"I didn't think Mitch was getting much instruction, so I got with a friend from work and said, 'Why not put together a team this year?' " Roy said. "I was kind of scared. I didn't know what people would think about me."
Not much, as it turned out. Mitch, who was 12 at the time, remembers the reaction of the kids who showed up for the first day of practice.
"The first day, they walked up and said, 'A blind coach? No way,' " said Mitch, who lives with his stepmother in Panorama City. "They turned right around and walked off. Even myself, I didn't know what was going to happen."
Roy's co-coach left the team a few weeks later, leaving Cizek to handle the team. Despite more than a few doubters, he eventually won over the players, parents and fans and became a cause celebre of sorts. Roy was featured on a segment of NBC's "Real People," and was the subject of several newspaper articles. The Cizeks led the team to a city championship and finished second the following year.

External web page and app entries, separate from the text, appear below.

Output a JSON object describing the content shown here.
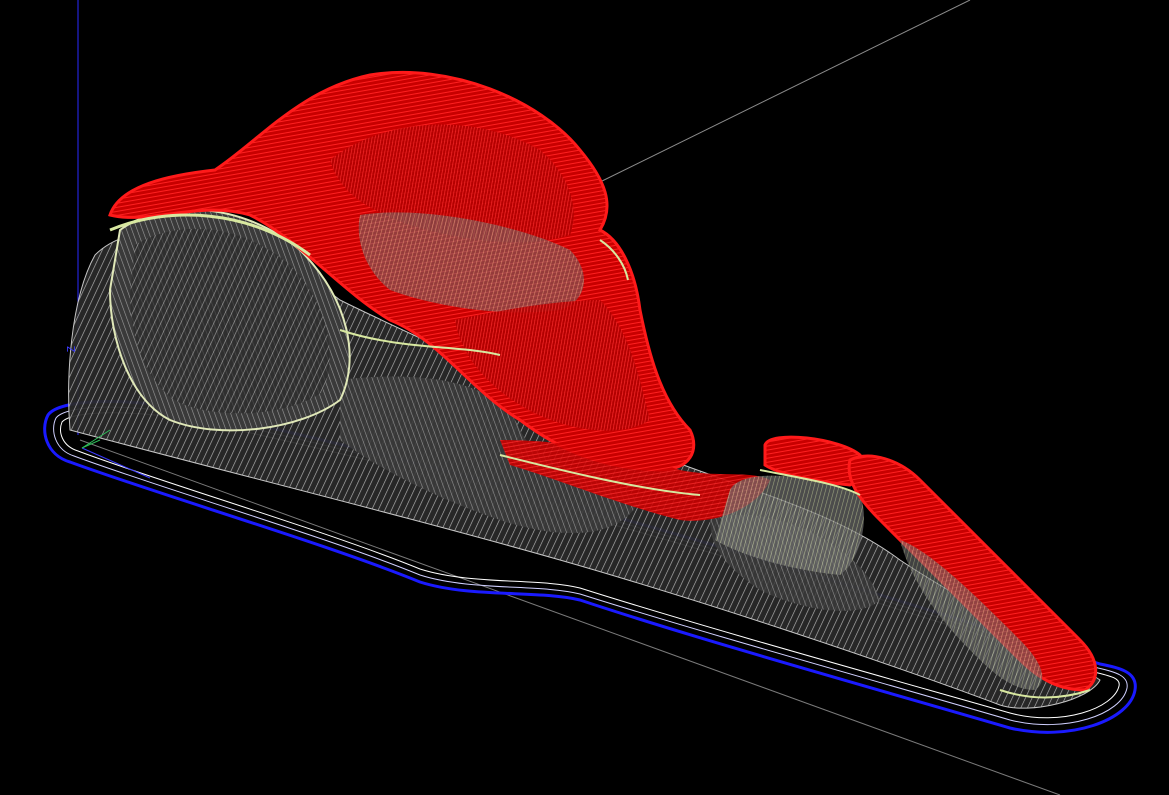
{
  "viewport": {
    "background": "#000000"
  },
  "axes": {
    "z_label": "Z",
    "x_color": "#2fbf5a",
    "y_color": "#3b3bff",
    "z_color": "#2a2aff",
    "x_label": "",
    "y_label": ""
  },
  "toolpath": {
    "stock_outline_color": "#1a1aff",
    "roughing_color": "#c8c8c8",
    "rest_color": "#8a8a8a",
    "finishing_color": "#ff1a1a",
    "transition_color": "#d8e8a0"
  },
  "reference_lines": {
    "color": "#8a8a8a"
  }
}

"I think the initial back pressure from parents and everybody really made me want to do it even more," Roy said.
To effectively coach--in light of the dark, so to speak--Cizek had to make several personal modifications. He used a pitching machine to shoot fly balls to his outfielders, who were asked to turn their back to home plate, then pick the ball up in flight to help develop quickness. To hit infield grounders, Cizek held the ball in his left hand, a bat in his right, and threw the ball into the swinging bat. Infielders were not informed who Cizek would be hitting the ball to, which helped keep players alert, he says.